Now I share all this because I can think of very, very few people who lived their life like this, who lived in such a way so that by the time they came to the end of it could slip into eternity without a whole lot of “fixing” having to be done. Grandpa was already very forgiving, already truthful, already loving everyone regardless, he was already living this God-honoring, selfless life.
Maybe it was partly because grandpa didn’t really have an earthly father around like he needed that made him depend on his heavenly Father, but the older he got, I was amazed how Grandpa got sweeter and sweeter, more kind, more selfless.
I look at my own life and know that I am so far from living the life of heaven here on earth in so many ways, but I have a lot of hope because Grandpa—while certainly not perfect—provided such a great example of this kind of self-sacrificial love. Grandpa loved the Lord, and his life is a witness to the power and grace of God as he allowed him to form and transform him into the man of faith he had become. When I want to feel good about myself, I remember I'm his grandson and I imagine myself to be a lot like him.

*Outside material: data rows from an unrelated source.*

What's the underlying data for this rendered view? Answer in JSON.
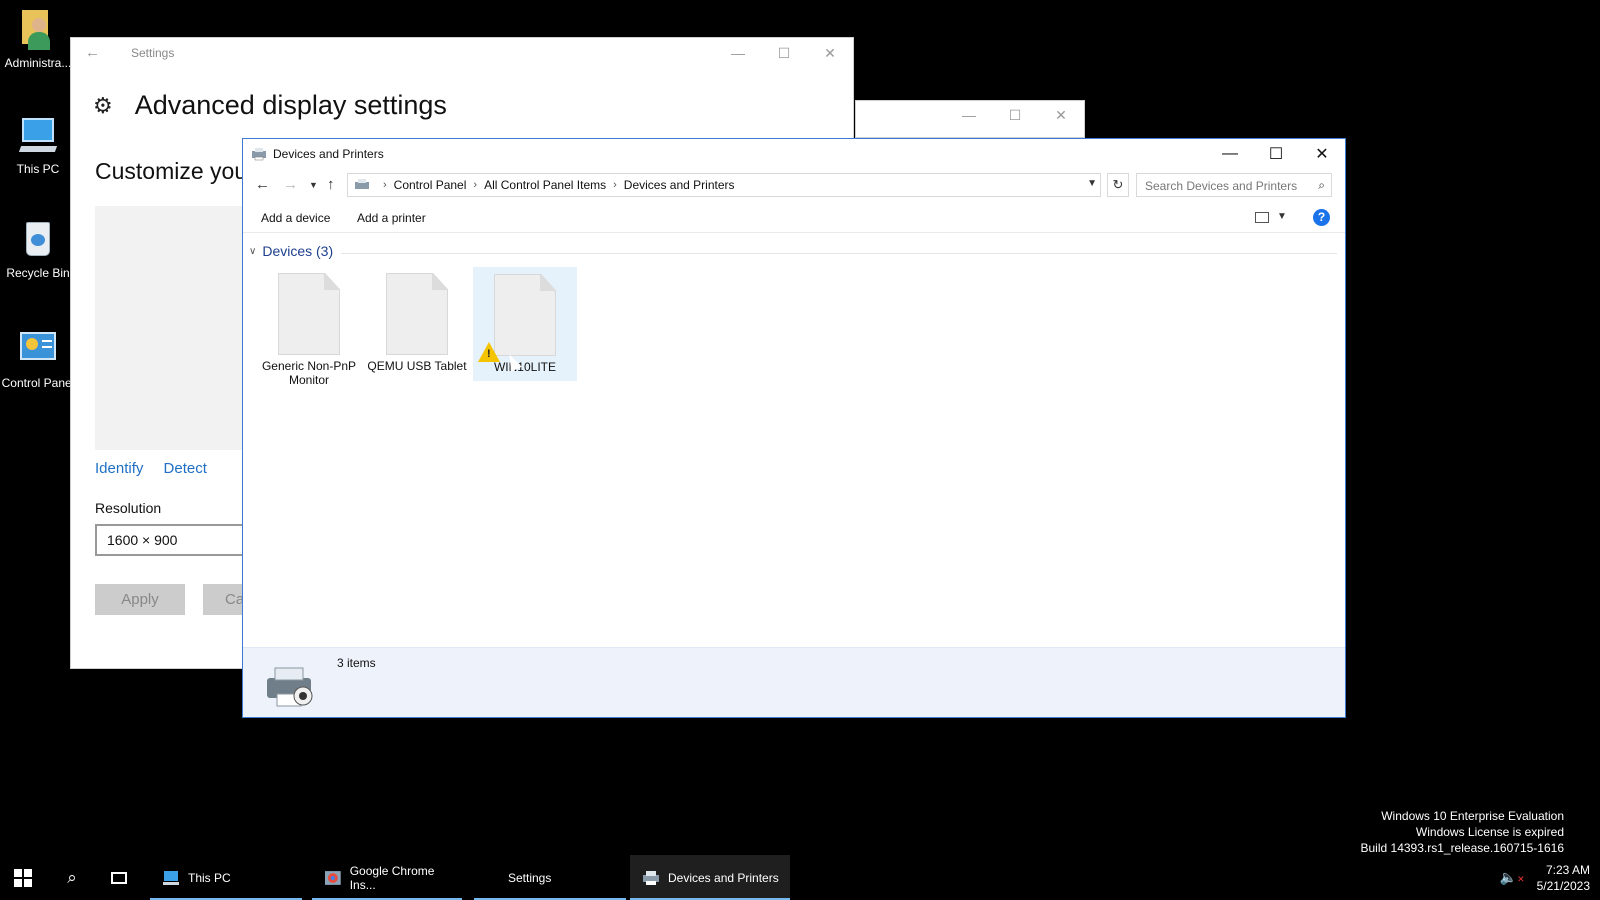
{
  "desktop": {
    "icons": [
      {
        "label": "Administra..."
      },
      {
        "label": "This PC"
      },
      {
        "label": "Recycle Bin"
      },
      {
        "label": "Control Panel"
      }
    ]
  },
  "settings": {
    "title": "Settings",
    "heading": "Advanced display settings",
    "customize": "Customize you",
    "identify": "Identify",
    "detect": "Detect",
    "resolution_label": "Resolution",
    "resolution_value": "1600 × 900",
    "apply": "Apply",
    "cancel": "Ca"
  },
  "devices": {
    "title": "Devices and Printers",
    "breadcrumb": [
      "Control Panel",
      "All Control Panel Items",
      "Devices and Printers"
    ],
    "search_placeholder": "Search Devices and Printers",
    "add_device": "Add a device",
    "add_printer": "Add a printer",
    "help": "?",
    "group_label": "Devices (3)",
    "items": [
      {
        "name": "Generic Non-PnP Monitor"
      },
      {
        "name": "QEMU USB Tablet"
      },
      {
        "name": "WIN10LITE",
        "warning": true,
        "selected": true
      }
    ],
    "status": "3 items"
  },
  "watermark": {
    "line1": "Windows 10 Enterprise Evaluation",
    "line2": "Windows License is expired",
    "line3": "Build 14393.rs1_release.160715-1616"
  },
  "taskbar": {
    "items": [
      {
        "label": "This PC"
      },
      {
        "label": "Google Chrome Ins..."
      },
      {
        "label": "Settings"
      },
      {
        "label": "Devices and Printers"
      }
    ],
    "time": "7:23 AM",
    "date": "5/21/2023"
  },
  "colors": {
    "accent": "#1f6fc5",
    "taskbar_underline": "#76b9ed",
    "warning": "#f5c400"
  }
}
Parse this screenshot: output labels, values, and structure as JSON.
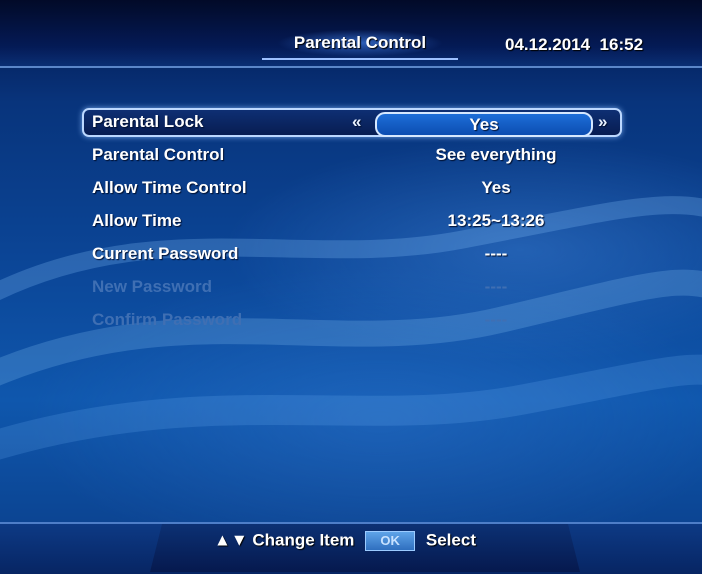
{
  "header": {
    "title": "Parental Control",
    "date": "04.12.2014",
    "time": "16:52"
  },
  "menu": {
    "items": [
      {
        "label": "Parental Lock",
        "value": "Yes",
        "selected": true,
        "enabled": true
      },
      {
        "label": "Parental Control",
        "value": "See everything",
        "selected": false,
        "enabled": true
      },
      {
        "label": "Allow Time Control",
        "value": "Yes",
        "selected": false,
        "enabled": true
      },
      {
        "label": "Allow Time",
        "value": "13:25~13:26",
        "selected": false,
        "enabled": true
      },
      {
        "label": "Current Password",
        "value": "----",
        "selected": false,
        "enabled": true
      },
      {
        "label": "New Password",
        "value": "----",
        "selected": false,
        "enabled": false
      },
      {
        "label": "Confirm Password",
        "value": "----",
        "selected": false,
        "enabled": false
      }
    ],
    "left_arrow": "«",
    "right_arrow": "»"
  },
  "footer": {
    "nav_arrows": "▲▼",
    "change_label": "Change Item",
    "ok_key": "OK",
    "select_label": "Select"
  },
  "colors": {
    "background": "#0b4596",
    "disabled_text": "#3f6fb3",
    "highlight_border": "#bcd8ff"
  }
}
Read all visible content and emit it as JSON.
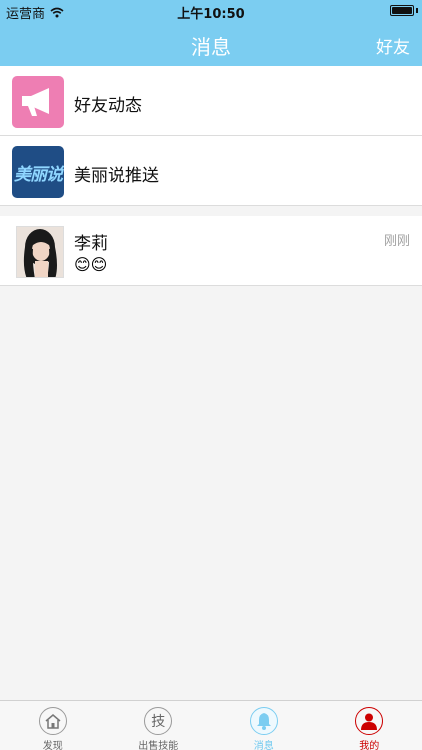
{
  "status_bar": {
    "carrier": "运营商",
    "time": "上午10:50",
    "signal_icon": "wifi-icon",
    "battery_icon": "battery-icon"
  },
  "nav": {
    "title": "消息",
    "right_button": "好友"
  },
  "system_items": [
    {
      "label": "好友动态",
      "icon": "megaphone-icon",
      "color": "#ee7eb3"
    },
    {
      "label": "美丽说推送",
      "icon": "meilishuo-logo",
      "logo_text": "美丽说",
      "color": "#1f4d85"
    }
  ],
  "conversations": [
    {
      "name": "李莉",
      "message": "😊😊",
      "time": "刚刚",
      "avatar": "user-avatar"
    }
  ],
  "tabs": [
    {
      "label": "发现",
      "icon": "home-icon"
    },
    {
      "label": "出售技能",
      "icon": "skill-icon",
      "glyph": "技"
    },
    {
      "label": "消息",
      "icon": "bell-icon",
      "active": true
    },
    {
      "label": "我的",
      "icon": "user-icon"
    }
  ],
  "colors": {
    "primary": "#7bcdf1",
    "tab_active": "#6cc8ef",
    "mine_red": "#cc0000"
  }
}
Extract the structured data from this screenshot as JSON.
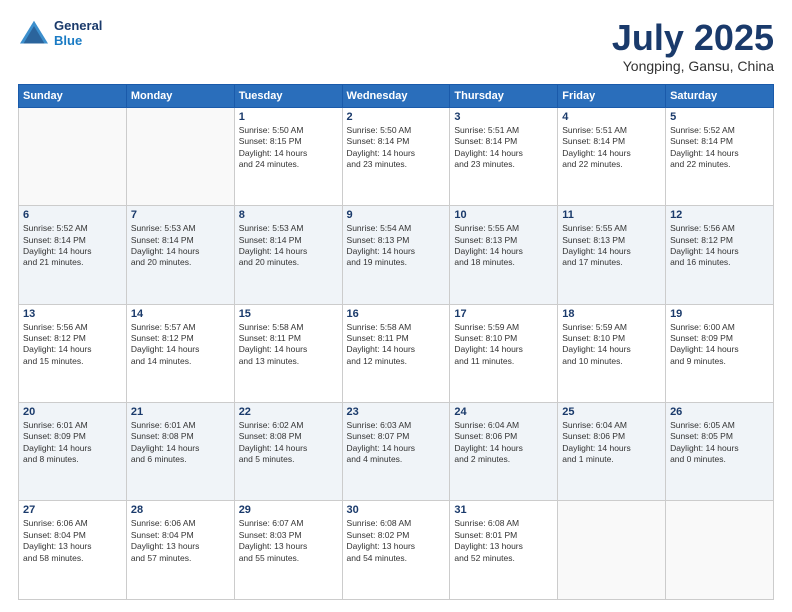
{
  "header": {
    "logo_line1": "General",
    "logo_line2": "Blue",
    "month": "July 2025",
    "location": "Yongping, Gansu, China"
  },
  "weekdays": [
    "Sunday",
    "Monday",
    "Tuesday",
    "Wednesday",
    "Thursday",
    "Friday",
    "Saturday"
  ],
  "weeks": [
    [
      {
        "day": "",
        "lines": []
      },
      {
        "day": "",
        "lines": []
      },
      {
        "day": "1",
        "lines": [
          "Sunrise: 5:50 AM",
          "Sunset: 8:15 PM",
          "Daylight: 14 hours",
          "and 24 minutes."
        ]
      },
      {
        "day": "2",
        "lines": [
          "Sunrise: 5:50 AM",
          "Sunset: 8:14 PM",
          "Daylight: 14 hours",
          "and 23 minutes."
        ]
      },
      {
        "day": "3",
        "lines": [
          "Sunrise: 5:51 AM",
          "Sunset: 8:14 PM",
          "Daylight: 14 hours",
          "and 23 minutes."
        ]
      },
      {
        "day": "4",
        "lines": [
          "Sunrise: 5:51 AM",
          "Sunset: 8:14 PM",
          "Daylight: 14 hours",
          "and 22 minutes."
        ]
      },
      {
        "day": "5",
        "lines": [
          "Sunrise: 5:52 AM",
          "Sunset: 8:14 PM",
          "Daylight: 14 hours",
          "and 22 minutes."
        ]
      }
    ],
    [
      {
        "day": "6",
        "lines": [
          "Sunrise: 5:52 AM",
          "Sunset: 8:14 PM",
          "Daylight: 14 hours",
          "and 21 minutes."
        ]
      },
      {
        "day": "7",
        "lines": [
          "Sunrise: 5:53 AM",
          "Sunset: 8:14 PM",
          "Daylight: 14 hours",
          "and 20 minutes."
        ]
      },
      {
        "day": "8",
        "lines": [
          "Sunrise: 5:53 AM",
          "Sunset: 8:14 PM",
          "Daylight: 14 hours",
          "and 20 minutes."
        ]
      },
      {
        "day": "9",
        "lines": [
          "Sunrise: 5:54 AM",
          "Sunset: 8:13 PM",
          "Daylight: 14 hours",
          "and 19 minutes."
        ]
      },
      {
        "day": "10",
        "lines": [
          "Sunrise: 5:55 AM",
          "Sunset: 8:13 PM",
          "Daylight: 14 hours",
          "and 18 minutes."
        ]
      },
      {
        "day": "11",
        "lines": [
          "Sunrise: 5:55 AM",
          "Sunset: 8:13 PM",
          "Daylight: 14 hours",
          "and 17 minutes."
        ]
      },
      {
        "day": "12",
        "lines": [
          "Sunrise: 5:56 AM",
          "Sunset: 8:12 PM",
          "Daylight: 14 hours",
          "and 16 minutes."
        ]
      }
    ],
    [
      {
        "day": "13",
        "lines": [
          "Sunrise: 5:56 AM",
          "Sunset: 8:12 PM",
          "Daylight: 14 hours",
          "and 15 minutes."
        ]
      },
      {
        "day": "14",
        "lines": [
          "Sunrise: 5:57 AM",
          "Sunset: 8:12 PM",
          "Daylight: 14 hours",
          "and 14 minutes."
        ]
      },
      {
        "day": "15",
        "lines": [
          "Sunrise: 5:58 AM",
          "Sunset: 8:11 PM",
          "Daylight: 14 hours",
          "and 13 minutes."
        ]
      },
      {
        "day": "16",
        "lines": [
          "Sunrise: 5:58 AM",
          "Sunset: 8:11 PM",
          "Daylight: 14 hours",
          "and 12 minutes."
        ]
      },
      {
        "day": "17",
        "lines": [
          "Sunrise: 5:59 AM",
          "Sunset: 8:10 PM",
          "Daylight: 14 hours",
          "and 11 minutes."
        ]
      },
      {
        "day": "18",
        "lines": [
          "Sunrise: 5:59 AM",
          "Sunset: 8:10 PM",
          "Daylight: 14 hours",
          "and 10 minutes."
        ]
      },
      {
        "day": "19",
        "lines": [
          "Sunrise: 6:00 AM",
          "Sunset: 8:09 PM",
          "Daylight: 14 hours",
          "and 9 minutes."
        ]
      }
    ],
    [
      {
        "day": "20",
        "lines": [
          "Sunrise: 6:01 AM",
          "Sunset: 8:09 PM",
          "Daylight: 14 hours",
          "and 8 minutes."
        ]
      },
      {
        "day": "21",
        "lines": [
          "Sunrise: 6:01 AM",
          "Sunset: 8:08 PM",
          "Daylight: 14 hours",
          "and 6 minutes."
        ]
      },
      {
        "day": "22",
        "lines": [
          "Sunrise: 6:02 AM",
          "Sunset: 8:08 PM",
          "Daylight: 14 hours",
          "and 5 minutes."
        ]
      },
      {
        "day": "23",
        "lines": [
          "Sunrise: 6:03 AM",
          "Sunset: 8:07 PM",
          "Daylight: 14 hours",
          "and 4 minutes."
        ]
      },
      {
        "day": "24",
        "lines": [
          "Sunrise: 6:04 AM",
          "Sunset: 8:06 PM",
          "Daylight: 14 hours",
          "and 2 minutes."
        ]
      },
      {
        "day": "25",
        "lines": [
          "Sunrise: 6:04 AM",
          "Sunset: 8:06 PM",
          "Daylight: 14 hours",
          "and 1 minute."
        ]
      },
      {
        "day": "26",
        "lines": [
          "Sunrise: 6:05 AM",
          "Sunset: 8:05 PM",
          "Daylight: 14 hours",
          "and 0 minutes."
        ]
      }
    ],
    [
      {
        "day": "27",
        "lines": [
          "Sunrise: 6:06 AM",
          "Sunset: 8:04 PM",
          "Daylight: 13 hours",
          "and 58 minutes."
        ]
      },
      {
        "day": "28",
        "lines": [
          "Sunrise: 6:06 AM",
          "Sunset: 8:04 PM",
          "Daylight: 13 hours",
          "and 57 minutes."
        ]
      },
      {
        "day": "29",
        "lines": [
          "Sunrise: 6:07 AM",
          "Sunset: 8:03 PM",
          "Daylight: 13 hours",
          "and 55 minutes."
        ]
      },
      {
        "day": "30",
        "lines": [
          "Sunrise: 6:08 AM",
          "Sunset: 8:02 PM",
          "Daylight: 13 hours",
          "and 54 minutes."
        ]
      },
      {
        "day": "31",
        "lines": [
          "Sunrise: 6:08 AM",
          "Sunset: 8:01 PM",
          "Daylight: 13 hours",
          "and 52 minutes."
        ]
      },
      {
        "day": "",
        "lines": []
      },
      {
        "day": "",
        "lines": []
      }
    ]
  ]
}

I hope I turn out that way.
You know, this also explains some of the sadness I continue to feel this morning—because while it’s heaven’s gain, I know we have lost a little bit of heaven here with us. He often said, “You know, I won’t be around much longer,” as a way of teasing us. We knew that he was going be right one of these days, but I’m so glad he was with us for so long."